_Exercise_
Pictures should be excluded; otherwise, copy every entry exactly.
Data listing section start
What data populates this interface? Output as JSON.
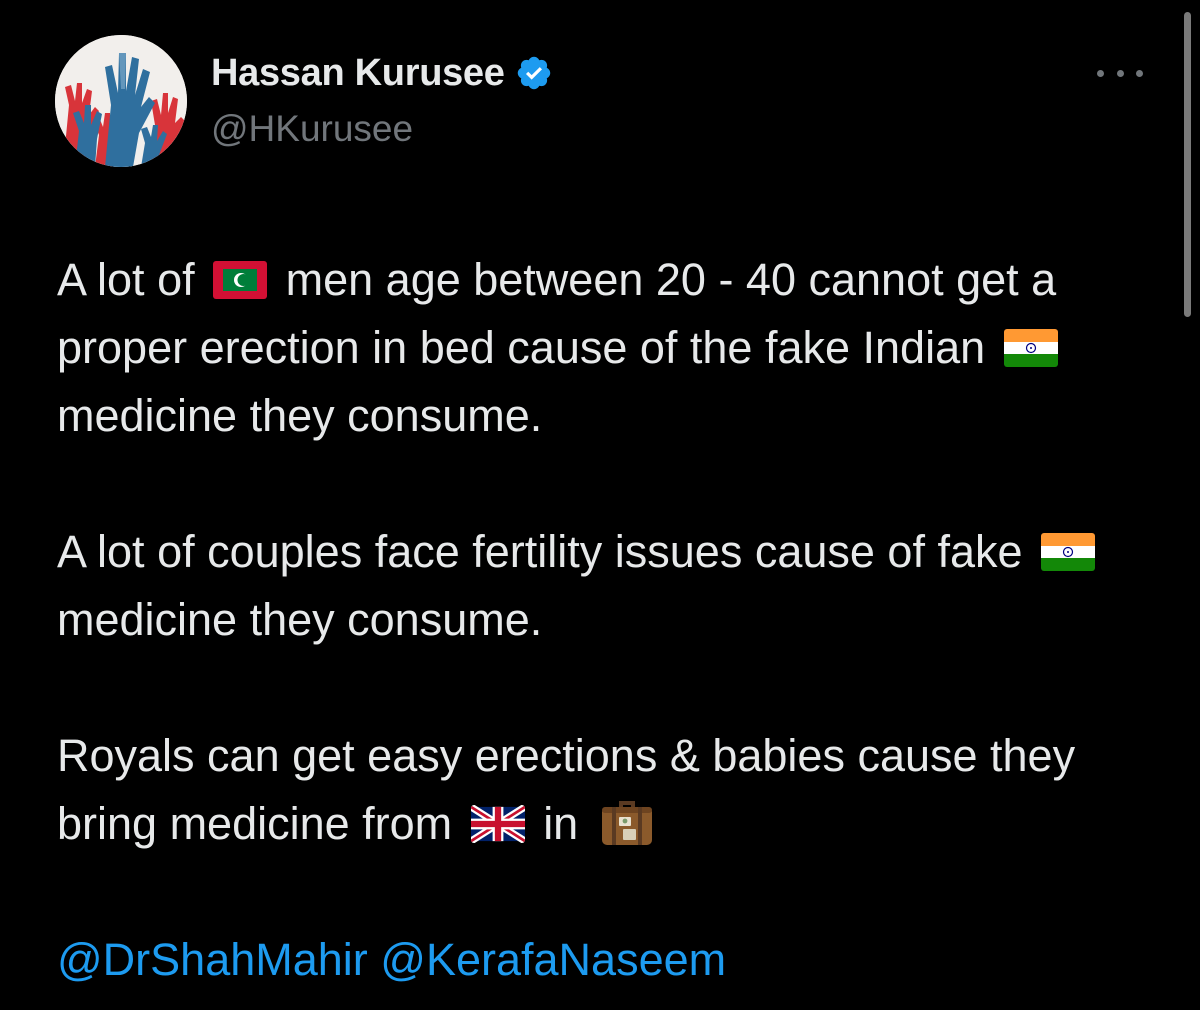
{
  "author": {
    "display_name": "Hassan Kurusee",
    "handle": "@HKurusee",
    "verified": true,
    "avatar_icon": "raised-hands-avatar"
  },
  "more_menu_icon": "ellipsis-icon",
  "tweet": {
    "para1": {
      "part1": "A lot of",
      "flag1": "maldives-flag-icon",
      "part2": "men age between 20 - 40 cannot get a proper erection in bed cause of the fake Indian",
      "flag2": "india-flag-icon",
      "part3": "medicine they consume."
    },
    "para2": {
      "part1": "A lot of couples face fertility issues cause of fake",
      "flag1": "india-flag-icon",
      "part2": "medicine they consume."
    },
    "para3": {
      "part1": "Royals can get easy erections & babies cause they bring medicine from",
      "flag1": "uk-flag-icon",
      "part2": "in",
      "icon2": "suitcase-icon"
    },
    "mentions": [
      "@DrShahMahir",
      "@KerafaNaseem"
    ]
  },
  "colors": {
    "background": "#000000",
    "text": "#e7e9ea",
    "secondary_text": "#71767b",
    "link": "#1d9bf0",
    "verified_badge": "#1d9bf0"
  }
}
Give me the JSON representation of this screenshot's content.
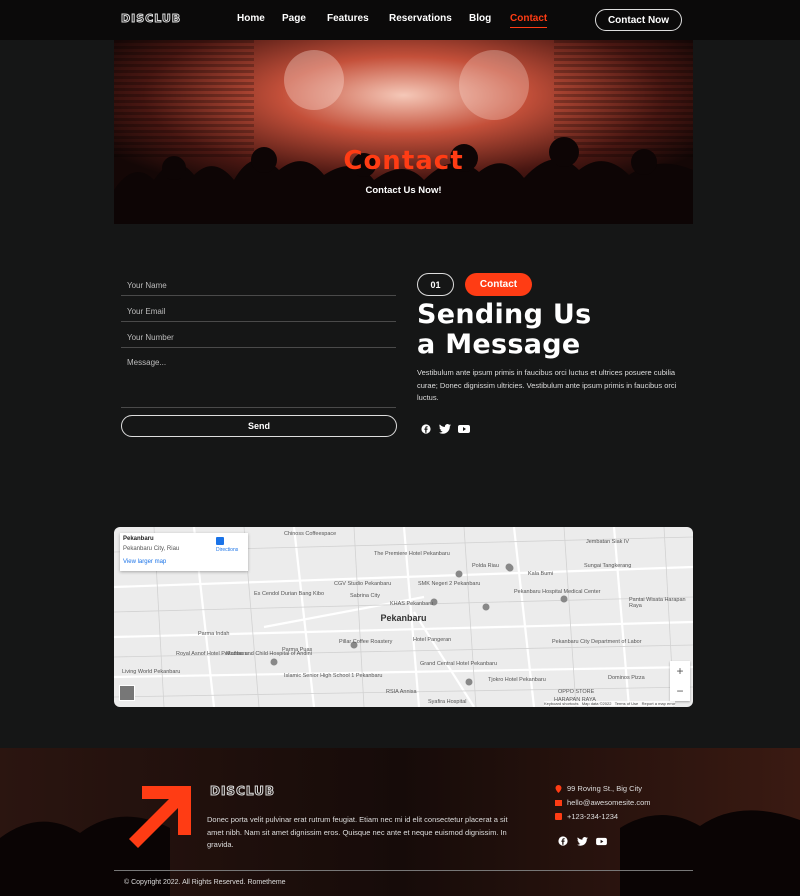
{
  "nav": {
    "logo": "DISCLUB",
    "links": [
      "Home",
      "Page",
      "Features",
      "Reservations",
      "Blog",
      "Contact"
    ],
    "active": "Contact",
    "cta": "Contact Now"
  },
  "hero": {
    "title": "Contact",
    "subtitle": "Contact Us Now!"
  },
  "form": {
    "name_placeholder": "Your Name",
    "email_placeholder": "Your Email",
    "number_placeholder": "Your Number",
    "message_placeholder": "Message...",
    "send_label": "Send"
  },
  "intro": {
    "badge_number": "01",
    "badge_label": "Contact",
    "heading_line1": "Sending Us",
    "heading_line2": "a Message",
    "paragraph": "Vestibulum ante ipsum primis in faucibus orci luctus et ultrices posuere cubilia curae; Donec dignissim ultricies. Vestibulum ante ipsum primis in faucibus orci luctus.",
    "socials": [
      "facebook-icon",
      "twitter-icon",
      "youtube-icon"
    ]
  },
  "map": {
    "card_title": "Pekanbaru",
    "card_subtitle": "Pekanbaru City, Riau",
    "card_link": "View larger map",
    "directions": "Directions",
    "center_label": "Pekanbaru",
    "labels": [
      "Chinoss Coffeespace",
      "The Premiere Hotel Pekanbaru",
      "Polda Riau",
      "Jembatan Siak IV",
      "Kala Bumi",
      "Sungai Tangkerang",
      "CGV Studio Pekanbaru",
      "SMK Negeri 2 Pekanbaru",
      "Sabrina City",
      "KHAS Pekanbaru",
      "Pekanbaru Hospital Medical Center",
      "Pantai Wisata Harapan Raya",
      "Es Cendol Durian Bang Kibo",
      "Parma Indah",
      "Pillar Coffee Roastery",
      "Hotel Pangeran",
      "Pekanbaru City Department of Labor",
      "Royal Asnof Hotel Pekanbaru",
      "Mother and Child Hospital of Andini",
      "Parma Puas",
      "Living World Pekanbaru",
      "Islamic Senior High School 1 Pekanbaru",
      "Grand Central Hotel Pekanbaru",
      "Tjokro Hotel Pekanbaru",
      "RSIA Annisa",
      "Syafira Hospital",
      "Dominos Pizza",
      "OPPO STORE",
      "HARAPAN RAYA"
    ],
    "attribution": [
      "Keyboard shortcuts",
      "Map data ©2022",
      "Terms of Use",
      "Report a map error"
    ],
    "zoom_in": "+",
    "zoom_out": "−"
  },
  "footer": {
    "logo": "DISCLUB",
    "description": "Donec porta velit pulvinar erat rutrum feugiat. Etiam nec mi id elit consectetur placerat a sit amet nibh. Nam sit amet dignissim eros. Quisque nec ante et neque euismod dignissim. In gravida.",
    "address": "99 Roving St., Big City",
    "email": "hello@awesomesite.com",
    "phone": "+123-234-1234",
    "copyright": "© Copyright 2022. All Rights Reserved. Rometheme"
  },
  "colors": {
    "accent": "#ff3c14",
    "bg": "#151616",
    "nav_bg": "#0b0a0a"
  }
}
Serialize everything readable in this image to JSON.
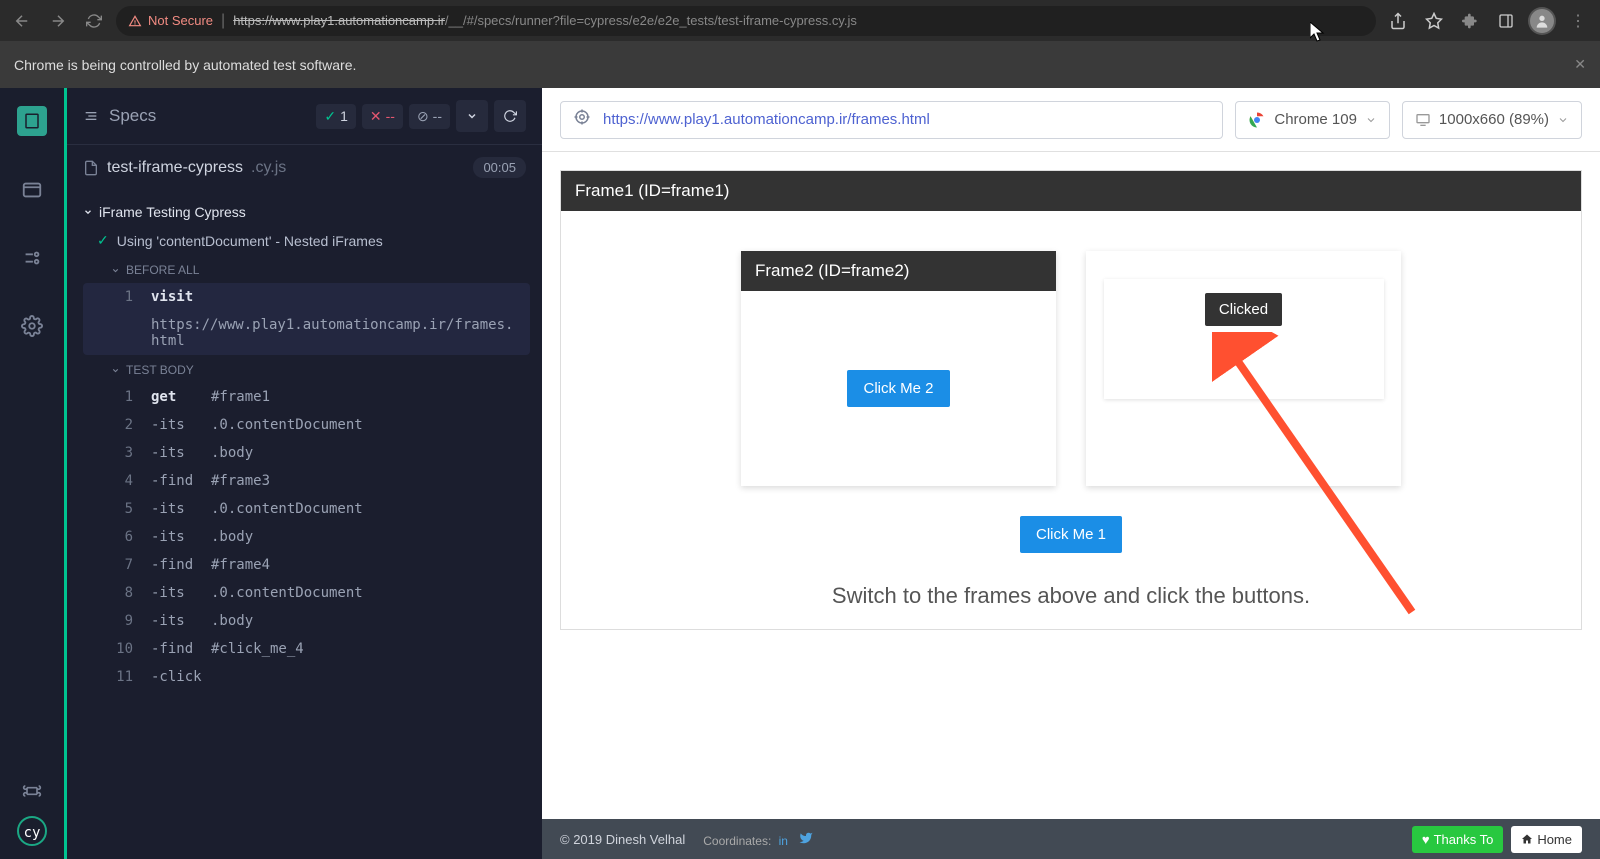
{
  "browser": {
    "not_secure": "Not Secure",
    "url_host": "https://www.play1.automationcamp.ir",
    "url_path": "/__/#/specs/runner?file=cypress/e2e/e2e_tests/test-iframe-cypress.cy.js"
  },
  "automation_banner": "Chrome is being controlled by automated test software.",
  "cypress": {
    "panel_title": "Specs",
    "stats": {
      "pass": "1",
      "fail": "--",
      "pending": "--"
    },
    "file_name": "test-iframe-cypress",
    "file_ext": ".cy.js",
    "timer": "00:05",
    "suite_title": "iFrame Testing Cypress",
    "test_title": "Using 'contentDocument' - Nested iFrames",
    "section_before": "BEFORE ALL",
    "section_body": "TEST BODY",
    "commands_before": [
      {
        "n": "1",
        "name": "visit",
        "arg": "https://www.play1.automationcamp.ir/frames.html",
        "child": false
      }
    ],
    "commands_body": [
      {
        "n": "1",
        "name": "get",
        "arg": "#frame1",
        "child": false
      },
      {
        "n": "2",
        "name": "-its",
        "arg": ".0.contentDocument",
        "child": true
      },
      {
        "n": "3",
        "name": "-its",
        "arg": ".body",
        "child": true
      },
      {
        "n": "4",
        "name": "-find",
        "arg": "#frame3",
        "child": true
      },
      {
        "n": "5",
        "name": "-its",
        "arg": ".0.contentDocument",
        "child": true
      },
      {
        "n": "6",
        "name": "-its",
        "arg": ".body",
        "child": true
      },
      {
        "n": "7",
        "name": "-find",
        "arg": "#frame4",
        "child": true
      },
      {
        "n": "8",
        "name": "-its",
        "arg": ".0.contentDocument",
        "child": true
      },
      {
        "n": "9",
        "name": "-its",
        "arg": ".body",
        "child": true
      },
      {
        "n": "10",
        "name": "-find",
        "arg": "#click_me_4",
        "child": true
      },
      {
        "n": "11",
        "name": "-click",
        "arg": "",
        "child": true
      }
    ]
  },
  "app": {
    "url": "https://www.play1.automationcamp.ir/frames.html",
    "browser_label": "Chrome 109",
    "viewport_label": "1000x660 (89%)",
    "frame1_title": "Frame1 (ID=frame1)",
    "frame2_title": "Frame2 (ID=frame2)",
    "click_me_2": "Click Me 2",
    "clicked": "Clicked",
    "click_me_1": "Click Me 1",
    "instruction": "Switch to the frames above and click the buttons."
  },
  "footer": {
    "copyright": "© 2019 Dinesh Velhal",
    "coords_label": "Coordinates:",
    "thanks": "Thanks To",
    "home": "Home"
  }
}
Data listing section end
_Output of the exercise_
What data populates this interface? Output as JSON.
{
  "author": {
    "display_name": "Hassan Kurusee",
    "handle": "@HKurusee",
    "verified": true,
    "avatar_icon": "raised-hands-avatar"
  },
  "more_menu_icon": "ellipsis-icon",
  "tweet": {
    "para1": {
      "part1": "A lot of",
      "flag1": "maldives-flag-icon",
      "part2": "men age between 20 - 40 cannot get a proper erection in bed cause of the fake Indian",
      "flag2": "india-flag-icon",
      "part3": "medicine they consume."
    },
    "para2": {
      "part1": "A lot of couples face fertility issues cause of fake",
      "flag1": "india-flag-icon",
      "part2": "medicine they consume."
    },
    "para3": {
      "part1": "Royals can get easy erections & babies cause they bring medicine from",
      "flag1": "uk-flag-icon",
      "part2": "in",
      "icon2": "suitcase-icon"
    },
    "mentions": [
      "@DrShahMahir",
      "@KerafaNaseem"
    ]
  },
  "colors": {
    "background": "#000000",
    "text": "#e7e9ea",
    "secondary_text": "#71767b",
    "link": "#1d9bf0",
    "verified_badge": "#1d9bf0"
  }
}
Give me the JSON representation of this screenshot's content.
{
  "nav": {
    "logo": "DISCLUB",
    "links": [
      "Home",
      "Page",
      "Features",
      "Reservations",
      "Blog",
      "Contact"
    ],
    "active": "Contact",
    "cta": "Contact Now"
  },
  "hero": {
    "title": "Contact",
    "subtitle": "Contact Us Now!"
  },
  "form": {
    "name_placeholder": "Your Name",
    "email_placeholder": "Your Email",
    "number_placeholder": "Your Number",
    "message_placeholder": "Message...",
    "send_label": "Send"
  },
  "intro": {
    "badge_number": "01",
    "badge_label": "Contact",
    "heading_line1": "Sending Us",
    "heading_line2": "a Message",
    "paragraph": "Vestibulum ante ipsum primis in faucibus orci luctus et ultrices posuere cubilia curae; Donec dignissim ultricies. Vestibulum ante ipsum primis in faucibus orci luctus.",
    "socials": [
      "facebook-icon",
      "twitter-icon",
      "youtube-icon"
    ]
  },
  "map": {
    "card_title": "Pekanbaru",
    "card_subtitle": "Pekanbaru City, Riau",
    "card_link": "View larger map",
    "directions": "Directions",
    "center_label": "Pekanbaru",
    "labels": [
      "Chinoss Coffeespace",
      "The Premiere Hotel Pekanbaru",
      "Polda Riau",
      "Jembatan Siak IV",
      "Kala Bumi",
      "Sungai Tangkerang",
      "CGV Studio Pekanbaru",
      "SMK Negeri 2 Pekanbaru",
      "Sabrina City",
      "KHAS Pekanbaru",
      "Pekanbaru Hospital Medical Center",
      "Pantai Wisata Harapan Raya",
      "Es Cendol Durian Bang Kibo",
      "Parma Indah",
      "Pillar Coffee Roastery",
      "Hotel Pangeran",
      "Pekanbaru City Department of Labor",
      "Royal Asnof Hotel Pekanbaru",
      "Mother and Child Hospital of Andini",
      "Parma Puas",
      "Living World Pekanbaru",
      "Islamic Senior High School 1 Pekanbaru",
      "Grand Central Hotel Pekanbaru",
      "Tjokro Hotel Pekanbaru",
      "RSIA Annisa",
      "Syafira Hospital",
      "Dominos Pizza",
      "OPPO STORE",
      "HARAPAN RAYA"
    ],
    "attribution": [
      "Keyboard shortcuts",
      "Map data ©2022",
      "Terms of Use",
      "Report a map error"
    ],
    "zoom_in": "+",
    "zoom_out": "−"
  },
  "footer": {
    "logo": "DISCLUB",
    "description": "Donec porta velit pulvinar erat rutrum feugiat. Etiam nec mi id elit consectetur placerat a sit amet nibh. Nam sit amet dignissim eros. Quisque nec ante et neque euismod dignissim. In gravida.",
    "address": "99 Roving St., Big City",
    "email": "hello@awesomesite.com",
    "phone": "+123-234-1234",
    "copyright": "© Copyright 2022. All Rights Reserved. Rometheme"
  },
  "colors": {
    "accent": "#ff3c14",
    "bg": "#151616",
    "nav_bg": "#0b0a0a"
  }
}
Serialize everything readable in this image to JSON.
{
  "browser": {
    "not_secure": "Not Secure",
    "url_host": "https://www.play1.automationcamp.ir",
    "url_path": "/__/#/specs/runner?file=cypress/e2e/e2e_tests/test-iframe-cypress.cy.js"
  },
  "automation_banner": "Chrome is being controlled by automated test software.",
  "cypress": {
    "panel_title": "Specs",
    "stats": {
      "pass": "1",
      "fail": "--",
      "pending": "--"
    },
    "file_name": "test-iframe-cypress",
    "file_ext": ".cy.js",
    "timer": "00:05",
    "suite_title": "iFrame Testing Cypress",
    "test_title": "Using 'contentDocument' - Nested iFrames",
    "section_before": "BEFORE ALL",
    "section_body": "TEST BODY",
    "commands_before": [
      {
        "n": "1",
        "name": "visit",
        "arg": "https://www.play1.automationcamp.ir/frames.html",
        "child": false
      }
    ],
    "commands_body": [
      {
        "n": "1",
        "name": "get",
        "arg": "#frame1",
        "child": false
      },
      {
        "n": "2",
        "name": "-its",
        "arg": ".0.contentDocument",
        "child": true
      },
      {
        "n": "3",
        "name": "-its",
        "arg": ".body",
        "child": true
      },
      {
        "n": "4",
        "name": "-find",
        "arg": "#frame3",
        "child": true
      },
      {
        "n": "5",
        "name": "-its",
        "arg": ".0.contentDocument",
        "child": true
      },
      {
        "n": "6",
        "name": "-its",
        "arg": ".body",
        "child": true
      },
      {
        "n": "7",
        "name": "-find",
        "arg": "#frame4",
        "child": true
      },
      {
        "n": "8",
        "name": "-its",
        "arg": ".0.contentDocument",
        "child": true
      },
      {
        "n": "9",
        "name": "-its",
        "arg": ".body",
        "child": true
      },
      {
        "n": "10",
        "name": "-find",
        "arg": "#click_me_4",
        "child": true
      },
      {
        "n": "11",
        "name": "-click",
        "arg": "",
        "child": true
      }
    ]
  },
  "app": {
    "url": "https://www.play1.automationcamp.ir/frames.html",
    "browser_label": "Chrome 109",
    "viewport_label": "1000x660 (89%)",
    "frame1_title": "Frame1 (ID=frame1)",
    "frame2_title": "Frame2 (ID=frame2)",
    "click_me_2": "Click Me 2",
    "clicked": "Clicked",
    "click_me_1": "Click Me 1",
    "instruction": "Switch to the frames above and click the buttons."
  },
  "footer": {
    "copyright": "© 2019 Dinesh Velhal",
    "coords_label": "Coordinates:",
    "thanks": "Thanks To",
    "home": "Home"
  }
}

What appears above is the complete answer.